Most importantly, Cityringen integrates as much of the existing transport infrastructure as possible, allowing travelers maximum ease of utility. For example, the northern section of the line joins with Nordhavn, a commuter town, and runs through Copenhagen Central station all the way to commuter towns [in the south. This also creates an interface with the bus system and regional train network.
In total, investment in the project is estimated at around 21.3 billion Danish Kroner (approximately US$3.2 billion), but that outlay was seen as crucial if Copenhagen is to take more drivers off the roads and deliver on its promise of becoming a carbon-neutral city by 2025, becoming just the second capital city in Europe to do so, after Edinburgh. Sustainability is clearly worth investing in.
Copenhagen Metro is just one component - albeit a central one - that forms part of a much larger drive towards sustainability in the city. For example, Danes are keen cyclists (Copenhagen’s bikes outnumber its cars) and by taking cars off the road, the metro’s mere existence means the city becomes more cyclable in terms of space, air quality and safety.
The space which might otherwise have been used overground by a tram system, or more roads, has also been given over to trees. Over 40,000 trees have been planted in the city over the past decade and this is set to rise to 100.000 in the years ahead. This has also coincided with a planned reduction by 2-3% per year of parking spaces within the city confines, incentivizing drivers to get out of their cars and onto the metro.
Partners and Suppliers
As always with the firms being profiled by Business Excellence, there are a range of partners and suppliers who work diligently behind the scenes, carefully curated to ensure the very best service is delivered consistently. Denmark’s rich engineering heritage (a Copenhagen architect/engineer team was behind the Sydney Opera House at a time when most said it was impossible to construct) also means that most of its partners and suppliers are Danish.
The list includes Per Aarsleff A/S, an infrastructure construction specialist; SIKA Danmark, Scheller, Zacho-Lind A/S, Haugaard & Petersen A/S and Barslund A/S, a quartet of Danish construction firms; Cramo A/S, a Swedish lift and elevator company; DSV, a British logistics firm; and the list is rounded out by a German and a Swiss firm - Tuv Rheinland inter traaffic GMBH and Renesco AG - respectively operating on the technical side of controls for the trains and the extensive tunneling operations required at Cityringen.
Further Plans on the Horizon

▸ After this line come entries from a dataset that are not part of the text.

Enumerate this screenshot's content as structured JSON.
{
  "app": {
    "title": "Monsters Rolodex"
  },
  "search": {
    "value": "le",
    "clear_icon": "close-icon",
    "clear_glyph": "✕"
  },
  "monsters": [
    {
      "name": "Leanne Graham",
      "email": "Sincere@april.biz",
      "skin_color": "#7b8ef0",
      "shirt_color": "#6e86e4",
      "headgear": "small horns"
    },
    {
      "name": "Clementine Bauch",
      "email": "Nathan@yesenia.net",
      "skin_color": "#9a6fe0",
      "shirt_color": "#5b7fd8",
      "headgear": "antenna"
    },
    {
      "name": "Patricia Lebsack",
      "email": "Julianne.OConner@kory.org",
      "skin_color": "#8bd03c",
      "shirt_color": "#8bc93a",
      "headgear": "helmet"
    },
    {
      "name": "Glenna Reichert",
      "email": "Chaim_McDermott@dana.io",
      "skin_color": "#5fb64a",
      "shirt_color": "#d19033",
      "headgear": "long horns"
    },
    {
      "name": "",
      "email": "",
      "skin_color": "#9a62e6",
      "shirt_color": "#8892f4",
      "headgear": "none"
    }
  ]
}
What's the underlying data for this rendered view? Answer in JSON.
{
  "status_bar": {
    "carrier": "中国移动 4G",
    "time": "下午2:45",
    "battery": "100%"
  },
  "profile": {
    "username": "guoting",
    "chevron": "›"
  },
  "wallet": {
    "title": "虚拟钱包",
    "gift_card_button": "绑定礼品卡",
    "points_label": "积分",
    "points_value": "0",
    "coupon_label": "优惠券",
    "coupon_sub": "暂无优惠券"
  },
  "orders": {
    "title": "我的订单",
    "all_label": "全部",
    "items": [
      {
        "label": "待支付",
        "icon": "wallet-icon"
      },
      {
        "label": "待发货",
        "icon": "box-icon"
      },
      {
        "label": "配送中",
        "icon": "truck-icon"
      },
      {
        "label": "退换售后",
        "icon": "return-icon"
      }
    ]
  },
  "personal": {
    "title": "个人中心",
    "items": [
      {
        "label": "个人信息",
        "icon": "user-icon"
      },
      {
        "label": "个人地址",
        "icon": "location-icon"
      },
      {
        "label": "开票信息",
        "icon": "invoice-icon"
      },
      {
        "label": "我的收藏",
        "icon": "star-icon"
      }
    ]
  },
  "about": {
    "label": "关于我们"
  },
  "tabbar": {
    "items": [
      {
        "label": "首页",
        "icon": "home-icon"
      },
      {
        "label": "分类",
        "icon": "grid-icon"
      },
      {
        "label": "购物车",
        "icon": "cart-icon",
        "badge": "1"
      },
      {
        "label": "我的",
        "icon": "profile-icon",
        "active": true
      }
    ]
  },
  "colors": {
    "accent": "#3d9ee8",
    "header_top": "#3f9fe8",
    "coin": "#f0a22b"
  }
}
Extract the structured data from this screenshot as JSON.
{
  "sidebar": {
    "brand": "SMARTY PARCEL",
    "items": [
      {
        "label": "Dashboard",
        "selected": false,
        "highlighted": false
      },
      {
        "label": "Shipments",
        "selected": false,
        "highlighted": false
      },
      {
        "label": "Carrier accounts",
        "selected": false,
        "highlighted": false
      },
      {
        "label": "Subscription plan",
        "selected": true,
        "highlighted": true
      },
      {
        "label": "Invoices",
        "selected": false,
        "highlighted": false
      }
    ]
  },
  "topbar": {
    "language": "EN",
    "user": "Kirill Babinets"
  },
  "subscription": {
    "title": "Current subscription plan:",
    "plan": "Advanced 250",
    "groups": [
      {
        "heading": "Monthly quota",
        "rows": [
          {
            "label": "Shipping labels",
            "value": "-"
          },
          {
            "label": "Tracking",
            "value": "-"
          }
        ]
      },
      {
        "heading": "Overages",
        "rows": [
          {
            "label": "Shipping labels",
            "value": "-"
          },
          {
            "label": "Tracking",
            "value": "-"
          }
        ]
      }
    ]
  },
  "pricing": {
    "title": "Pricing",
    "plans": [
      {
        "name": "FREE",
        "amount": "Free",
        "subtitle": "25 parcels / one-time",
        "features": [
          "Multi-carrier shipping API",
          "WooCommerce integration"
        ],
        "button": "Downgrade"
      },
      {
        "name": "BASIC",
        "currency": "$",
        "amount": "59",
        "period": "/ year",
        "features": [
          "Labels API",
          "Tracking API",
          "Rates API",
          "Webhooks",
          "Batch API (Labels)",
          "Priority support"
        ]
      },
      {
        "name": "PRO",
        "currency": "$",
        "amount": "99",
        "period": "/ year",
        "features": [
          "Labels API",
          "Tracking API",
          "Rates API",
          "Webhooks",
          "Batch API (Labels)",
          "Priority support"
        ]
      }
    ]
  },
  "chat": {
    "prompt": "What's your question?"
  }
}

Lines 3 and 4 of Cityringen will open shortly and be followed by further extensions of line 4 in 2020 and 2024. One of these extensions will feed into a new regional rail transport hub at the Ny Ellebjerg station, allowing passengers to take advantage of long-distance rail and even a mooted high speed connection running north to south in the country.
Metro Copenhagen is an excellent project for an excellent city. In the mid-nineteenth century Denmark’s most celebrated writer, Hans Christian Andersen wrote: “to travel is to live.” How fitting that Metro copenhagen should be breathing life into his wonderful city almost 200 years later.